Stored items
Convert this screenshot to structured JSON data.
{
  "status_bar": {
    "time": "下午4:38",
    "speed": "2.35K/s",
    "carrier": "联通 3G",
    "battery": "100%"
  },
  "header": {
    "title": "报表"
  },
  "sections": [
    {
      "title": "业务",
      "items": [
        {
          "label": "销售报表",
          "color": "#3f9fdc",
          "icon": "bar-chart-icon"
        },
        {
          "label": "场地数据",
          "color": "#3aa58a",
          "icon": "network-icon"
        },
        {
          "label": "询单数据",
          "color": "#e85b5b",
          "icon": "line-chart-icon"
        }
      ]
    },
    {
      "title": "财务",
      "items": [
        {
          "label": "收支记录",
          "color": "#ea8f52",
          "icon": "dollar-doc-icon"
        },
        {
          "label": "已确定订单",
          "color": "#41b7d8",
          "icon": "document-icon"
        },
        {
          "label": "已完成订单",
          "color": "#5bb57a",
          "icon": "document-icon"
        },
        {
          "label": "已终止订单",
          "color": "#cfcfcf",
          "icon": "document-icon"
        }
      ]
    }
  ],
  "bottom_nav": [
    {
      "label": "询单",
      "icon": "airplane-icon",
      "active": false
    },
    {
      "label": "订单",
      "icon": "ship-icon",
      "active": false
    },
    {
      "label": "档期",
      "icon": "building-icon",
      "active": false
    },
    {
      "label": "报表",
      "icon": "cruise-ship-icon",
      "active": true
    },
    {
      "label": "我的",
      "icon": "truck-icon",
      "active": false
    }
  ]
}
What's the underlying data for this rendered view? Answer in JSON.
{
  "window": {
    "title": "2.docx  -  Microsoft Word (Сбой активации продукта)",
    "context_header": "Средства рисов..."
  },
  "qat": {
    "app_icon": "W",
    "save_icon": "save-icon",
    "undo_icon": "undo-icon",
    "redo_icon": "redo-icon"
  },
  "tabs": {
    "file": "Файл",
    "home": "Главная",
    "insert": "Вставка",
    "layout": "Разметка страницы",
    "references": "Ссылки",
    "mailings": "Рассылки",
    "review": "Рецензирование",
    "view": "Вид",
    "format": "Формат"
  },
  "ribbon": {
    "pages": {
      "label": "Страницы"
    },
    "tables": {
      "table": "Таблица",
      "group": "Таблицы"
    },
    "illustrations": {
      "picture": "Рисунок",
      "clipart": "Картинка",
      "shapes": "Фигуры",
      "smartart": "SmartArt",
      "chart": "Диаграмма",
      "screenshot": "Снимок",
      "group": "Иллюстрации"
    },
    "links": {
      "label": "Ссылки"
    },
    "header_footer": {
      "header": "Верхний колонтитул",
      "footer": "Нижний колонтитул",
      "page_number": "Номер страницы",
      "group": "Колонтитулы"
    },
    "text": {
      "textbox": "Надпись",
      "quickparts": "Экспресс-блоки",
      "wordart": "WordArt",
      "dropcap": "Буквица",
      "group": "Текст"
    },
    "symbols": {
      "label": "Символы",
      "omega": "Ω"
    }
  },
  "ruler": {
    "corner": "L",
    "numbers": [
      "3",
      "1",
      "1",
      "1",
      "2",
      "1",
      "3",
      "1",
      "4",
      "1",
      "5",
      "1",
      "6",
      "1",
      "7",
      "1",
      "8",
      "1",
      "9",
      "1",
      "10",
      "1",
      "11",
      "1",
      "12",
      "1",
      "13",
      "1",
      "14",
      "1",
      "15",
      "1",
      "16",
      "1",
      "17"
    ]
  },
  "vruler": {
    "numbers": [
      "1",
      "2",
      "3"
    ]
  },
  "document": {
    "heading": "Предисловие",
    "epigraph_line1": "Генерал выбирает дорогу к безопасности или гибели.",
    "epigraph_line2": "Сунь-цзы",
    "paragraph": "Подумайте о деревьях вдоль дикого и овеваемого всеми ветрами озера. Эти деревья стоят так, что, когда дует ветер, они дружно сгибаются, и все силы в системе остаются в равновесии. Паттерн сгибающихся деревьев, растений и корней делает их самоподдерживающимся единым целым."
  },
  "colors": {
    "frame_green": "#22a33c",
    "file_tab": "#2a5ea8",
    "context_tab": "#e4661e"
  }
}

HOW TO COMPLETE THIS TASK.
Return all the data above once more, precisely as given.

FINISHED TASK.
Convert this screenshot to structured JSON data.
{
  "status_bar": {
    "time": "下午4:38",
    "speed": "2.35K/s",
    "carrier": "联通 3G",
    "battery": "100%"
  },
  "header": {
    "title": "报表"
  },
  "sections": [
    {
      "title": "业务",
      "items": [
        {
          "label": "销售报表",
          "color": "#3f9fdc",
          "icon": "bar-chart-icon"
        },
        {
          "label": "场地数据",
          "color": "#3aa58a",
          "icon": "network-icon"
        },
        {
          "label": "询单数据",
          "color": "#e85b5b",
          "icon": "line-chart-icon"
        }
      ]
    },
    {
      "title": "财务",
      "items": [
        {
          "label": "收支记录",
          "color": "#ea8f52",
          "icon": "dollar-doc-icon"
        },
        {
          "label": "已确定订单",
          "color": "#41b7d8",
          "icon": "document-icon"
        },
        {
          "label": "已完成订单",
          "color": "#5bb57a",
          "icon": "document-icon"
        },
        {
          "label": "已终止订单",
          "color": "#cfcfcf",
          "icon": "document-icon"
        }
      ]
    }
  ],
  "bottom_nav": [
    {
      "label": "询单",
      "icon": "airplane-icon",
      "active": false
    },
    {
      "label": "订单",
      "icon": "ship-icon",
      "active": false
    },
    {
      "label": "档期",
      "icon": "building-icon",
      "active": false
    },
    {
      "label": "报表",
      "icon": "cruise-ship-icon",
      "active": true
    },
    {
      "label": "我的",
      "icon": "truck-icon",
      "active": false
    }
  ]
}
What's the underlying data for this rendered view? Answer in JSON.
{
  "window": {
    "title": "2.docx  -  Microsoft Word (Сбой активации продукта)",
    "context_header": "Средства рисов..."
  },
  "qat": {
    "app_icon": "W",
    "save_icon": "save-icon",
    "undo_icon": "undo-icon",
    "redo_icon": "redo-icon"
  },
  "tabs": {
    "file": "Файл",
    "home": "Главная",
    "insert": "Вставка",
    "layout": "Разметка страницы",
    "references": "Ссылки",
    "mailings": "Рассылки",
    "review": "Рецензирование",
    "view": "Вид",
    "format": "Формат"
  },
  "ribbon": {
    "pages": {
      "label": "Страницы"
    },
    "tables": {
      "table": "Таблица",
      "group": "Таблицы"
    },
    "illustrations": {
      "picture": "Рисунок",
      "clipart": "Картинка",
      "shapes": "Фигуры",
      "smartart": "SmartArt",
      "chart": "Диаграмма",
      "screenshot": "Снимок",
      "group": "Иллюстрации"
    },
    "links": {
      "label": "Ссылки"
    },
    "header_footer": {
      "header": "Верхний колонтитул",
      "footer": "Нижний колонтитул",
      "page_number": "Номер страницы",
      "group": "Колонтитулы"
    },
    "text": {
      "textbox": "Надпись",
      "quickparts": "Экспресс-блоки",
      "wordart": "WordArt",
      "dropcap": "Буквица",
      "group": "Текст"
    },
    "symbols": {
      "label": "Символы",
      "omega": "Ω"
    }
  },
  "ruler": {
    "corner": "L",
    "numbers": [
      "3",
      "1",
      "1",
      "1",
      "2",
      "1",
      "3",
      "1",
      "4",
      "1",
      "5",
      "1",
      "6",
      "1",
      "7",
      "1",
      "8",
      "1",
      "9",
      "1",
      "10",
      "1",
      "11",
      "1",
      "12",
      "1",
      "13",
      "1",
      "14",
      "1",
      "15",
      "1",
      "16",
      "1",
      "17"
    ]
  },
  "vruler": {
    "numbers": [
      "1",
      "2",
      "3"
    ]
  },
  "document": {
    "heading": "Предисловие",
    "epigraph_line1": "Генерал выбирает дорогу к безопасности или гибели.",
    "epigraph_line2": "Сунь-цзы",
    "paragraph": "Подумайте о деревьях вдоль дикого и овеваемого всеми ветрами озера. Эти деревья стоят так, что, когда дует ветер, они дружно сгибаются, и все силы в системе остаются в равновесии. Паттерн сгибающихся деревьев, растений и корней делает их самоподдерживающимся единым целым."
  },
  "colors": {
    "frame_green": "#22a33c",
    "file_tab": "#2a5ea8",
    "context_tab": "#e4661e"
  }
}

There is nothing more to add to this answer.